It has been hypothesized that in phylogeny the encounter between potential signalling molecules and the continously changing cell membrane could result in the formation of a ligand specific receptor. This chemical (hormonal) imprinting is then transmitted to the progeny generations. It is, however, very difficult to know whether the selection of cells with receptor- like patterns or amplification of complete receptor-like patterns led to the formation of the receptor-hormone complex. The new technique of chemotactic selectionଁ provides a physiological response-guided selection of cells. It also enables the testing of subpopulations with the characteristic selector ligand. We show here that of three chemotactic ligands (histamine, di- iodotyrosine (T2) and human insulin), insulin and T2 selected subpopulations express a significantly high chemotactic response. Since the control medium has a selector capacity itself, we introduced a chemotactic selection coefficient (Chsel) which facilitates the comparison of all groups. Using this factor we found that insulin (Chsel = 1.57), functions as a strong selector and T2 (Chsel = 0.98), was a weak selector. Morphometric evaluation of the cells showed a good correlation between chemotactic responsiveness and morphometric characteristics of subpopulations selected with insulin and histamine.

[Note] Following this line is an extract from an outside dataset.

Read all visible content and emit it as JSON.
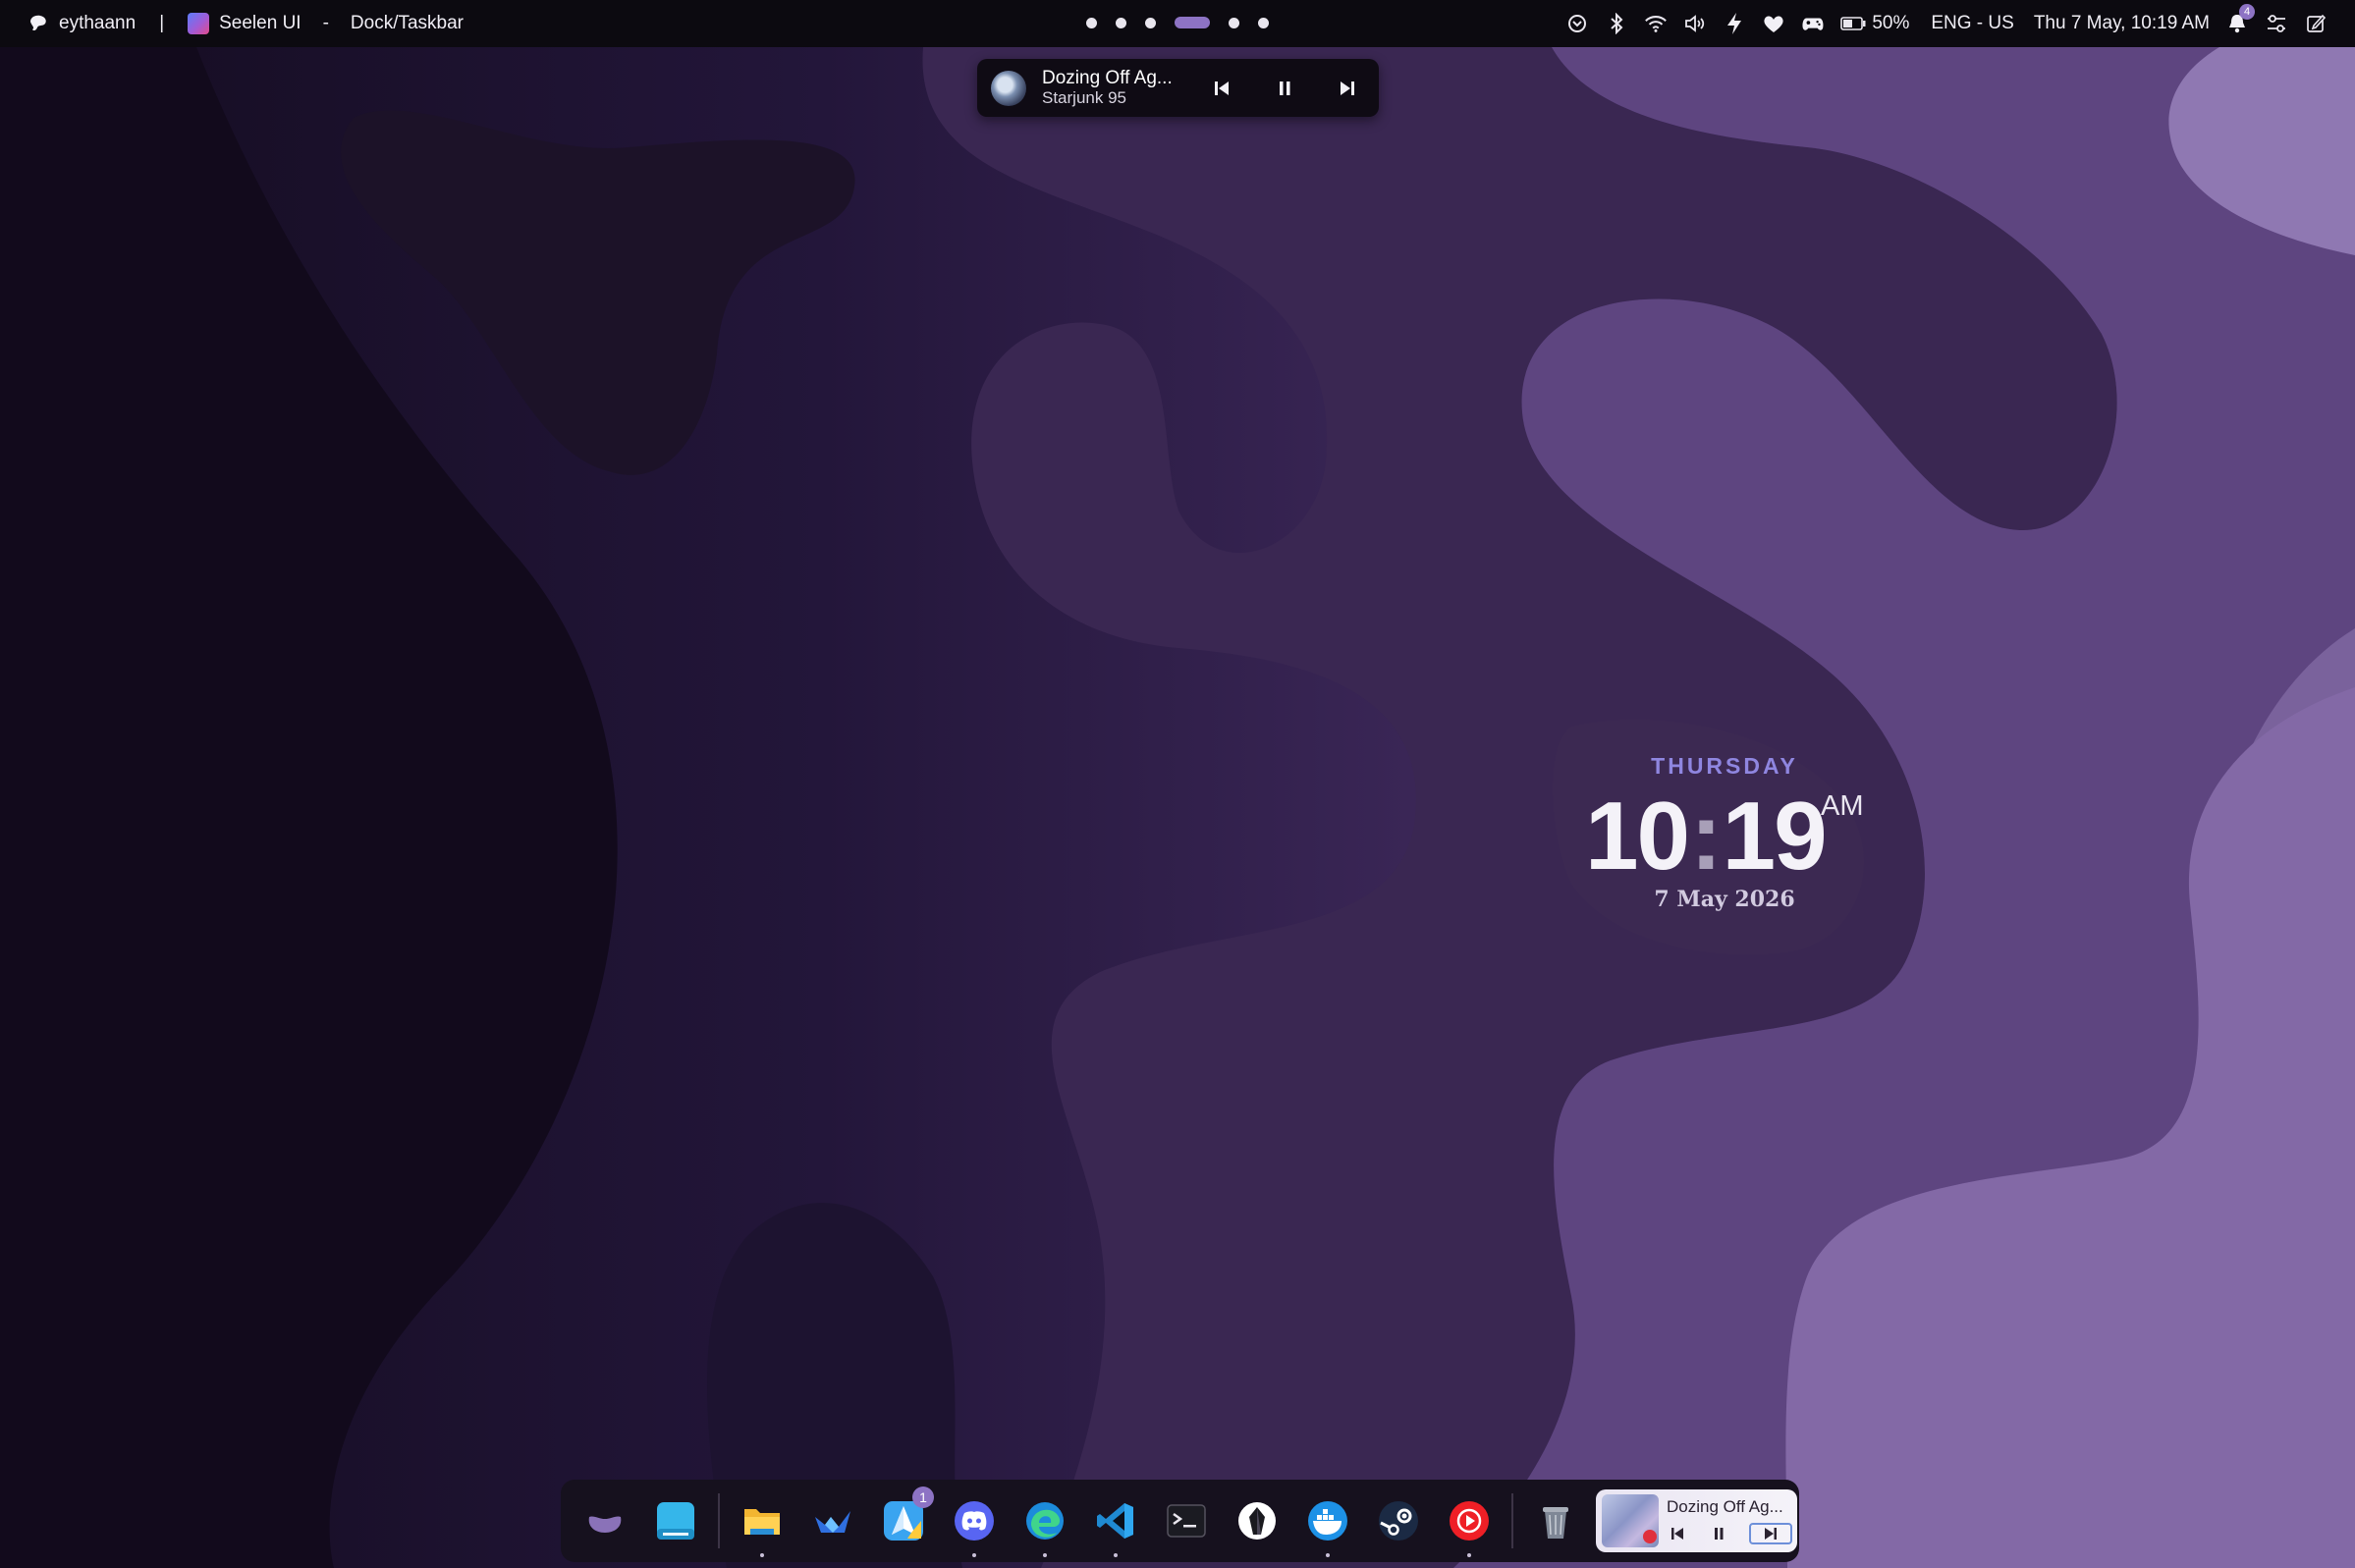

T2 data suggest that the long lasting responsiveness is not general, but might be subpopulation specific.
|Original language||English (US)|
|Number of pages||9|

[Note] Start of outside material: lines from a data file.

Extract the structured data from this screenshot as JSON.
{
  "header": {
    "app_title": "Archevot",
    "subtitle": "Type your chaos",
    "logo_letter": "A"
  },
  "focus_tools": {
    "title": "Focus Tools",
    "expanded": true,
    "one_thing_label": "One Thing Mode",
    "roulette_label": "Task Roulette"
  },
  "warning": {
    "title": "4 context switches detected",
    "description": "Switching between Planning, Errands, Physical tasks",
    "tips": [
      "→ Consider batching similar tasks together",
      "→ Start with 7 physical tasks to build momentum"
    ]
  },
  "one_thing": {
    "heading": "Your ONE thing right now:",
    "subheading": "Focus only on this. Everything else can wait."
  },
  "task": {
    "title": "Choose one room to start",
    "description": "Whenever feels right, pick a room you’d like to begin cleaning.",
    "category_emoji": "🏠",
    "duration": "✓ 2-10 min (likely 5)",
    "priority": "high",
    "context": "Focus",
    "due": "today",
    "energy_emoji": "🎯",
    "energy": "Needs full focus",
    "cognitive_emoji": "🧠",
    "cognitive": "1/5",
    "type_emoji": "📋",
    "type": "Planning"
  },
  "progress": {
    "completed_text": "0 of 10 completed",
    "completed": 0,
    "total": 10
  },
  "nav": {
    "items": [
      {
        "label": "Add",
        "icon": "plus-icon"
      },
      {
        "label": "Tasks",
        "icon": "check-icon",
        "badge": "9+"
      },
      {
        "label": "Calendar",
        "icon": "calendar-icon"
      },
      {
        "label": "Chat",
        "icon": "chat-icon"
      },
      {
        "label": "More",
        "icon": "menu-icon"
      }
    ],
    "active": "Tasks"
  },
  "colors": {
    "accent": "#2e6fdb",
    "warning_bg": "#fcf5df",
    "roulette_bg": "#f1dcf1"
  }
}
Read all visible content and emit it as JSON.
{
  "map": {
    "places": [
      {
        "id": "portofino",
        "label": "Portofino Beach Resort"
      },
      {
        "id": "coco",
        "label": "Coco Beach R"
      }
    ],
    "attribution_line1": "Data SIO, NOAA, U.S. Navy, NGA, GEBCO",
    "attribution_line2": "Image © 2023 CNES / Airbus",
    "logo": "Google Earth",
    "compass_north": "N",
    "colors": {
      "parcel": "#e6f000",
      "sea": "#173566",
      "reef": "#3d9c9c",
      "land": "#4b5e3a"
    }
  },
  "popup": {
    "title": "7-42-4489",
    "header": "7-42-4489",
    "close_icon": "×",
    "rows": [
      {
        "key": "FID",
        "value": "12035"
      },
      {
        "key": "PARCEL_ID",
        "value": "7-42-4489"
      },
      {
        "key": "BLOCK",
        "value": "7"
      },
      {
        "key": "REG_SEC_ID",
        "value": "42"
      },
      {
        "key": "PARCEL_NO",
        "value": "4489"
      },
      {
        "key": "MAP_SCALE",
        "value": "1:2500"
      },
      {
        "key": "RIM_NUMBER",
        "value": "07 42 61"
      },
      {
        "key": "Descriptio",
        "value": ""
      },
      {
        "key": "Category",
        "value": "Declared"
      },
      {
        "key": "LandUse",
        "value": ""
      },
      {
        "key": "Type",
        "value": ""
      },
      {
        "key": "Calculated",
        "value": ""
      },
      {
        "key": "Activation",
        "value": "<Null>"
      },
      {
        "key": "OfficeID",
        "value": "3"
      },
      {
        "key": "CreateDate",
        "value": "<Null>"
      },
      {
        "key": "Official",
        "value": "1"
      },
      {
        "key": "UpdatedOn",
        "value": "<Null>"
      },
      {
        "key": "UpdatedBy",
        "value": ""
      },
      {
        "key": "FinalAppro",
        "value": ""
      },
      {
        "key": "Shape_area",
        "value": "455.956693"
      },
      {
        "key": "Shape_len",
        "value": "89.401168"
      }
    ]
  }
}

|Journal||Comparative Biochemistry and Physiology - C Pharmacology Toxicology and Endocrinology|
|State||Published - May 2000|
- Chemotactic selection
- Hormonal imprinting
ASJC Scopus subject areas